Feb 6, 2017 In The News
When former Microsoft Corp. executive Suzan DelBene (D-Wash.) returned for the 115th Congress, it didn’t take long for her to address one of the issues racking the tech industry: President Trump’s campaign promise to create a religious registry for Muslims in the U.S. “This is a key area of concern given what’s happened with the recent executive order,” DelBene said, referring to Trump’s Jan. 27 entry ban on citizens and refugees of seven predominantly Muslim countries. The restrictions have tipped off a sharp outcry from an industry dependent on tech-savvy foreign-born talent.
Feb 6, 2017 Press Release

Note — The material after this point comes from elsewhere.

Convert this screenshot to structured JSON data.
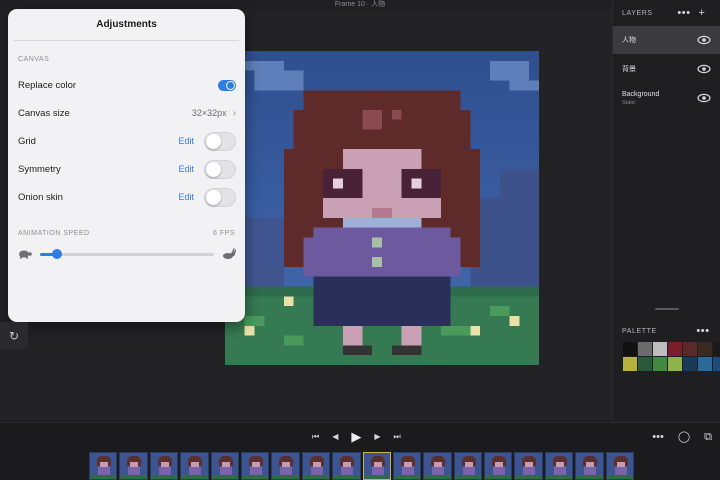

WASHINGTON, D.C. – Congresswoman Suzan DelBene (WA-01) today celebrated House passage of the Email Privacy Act (H.R. 387). This legislation would update the 1986 Electronic Communications Privacy Act (ECPA), the main statute governing law enforcement access to digital records and content, such as email. The bill would require law enforcement to obtain a warrant to access emails. Current law allows law enforcement to obtain emails from third party providers without a warrant if they are older than 180 days.
Jan 25, 2017 In The News
Congress is attempting to fix the problem by restoring the Fourth Amendment. The Email Privacy Act, just re-introduced in the new Congress by Reps. Kevin Yoder (R-Kansas) and Jared Polis (D-Colo.) would force the government to obtain an individualized warrant before searching anyone’s email. 
Jan 25, 2017 In The News
WASHINGTON — It was during the House special investigation into stem cell research that Democratic Rep. Suzan DelBene had had enough. Still in her second term at the time of the September hearing, the Washington state congresswoman was mercilessly excoriating her Republican colleagues’ decision to investigate fetal tissue science, an effort she saw as a shameful attempt to harass those engaged in medical research. “As someone who started her career in biomedical research, I’m deeply disappointed to see the impact this panel is already having,” she said.
Jan 12, 2017 In The News
A new House bill would prevent the incoming government from forcing tech companies to build a so-called Muslim registry. The bill, dubbed the No Religious Registry Act, is set to be reintroduced by Rep. Suzan DelBene (WA, 1st) after it failed just days after now president-elect Donald Trump won the election. It comes after the Republican candidate made repeated calls for a "total and complete shutdown" of Muslims entering the US during his campaign.
Jan 10, 2017 In The News
Representatives Darrell Issa (R-CA) and Suzan DelBene (D-WA), co-chairs of the Internet of Things Caucus, talked about technology and internet issues facing Congress and the incoming Trump administration. Topics included how technology devices were becoming needs instead of choices, and how the privacy, operations, and security aspects of devices and services were beginning to intersect with national security. Click here to read the whole story.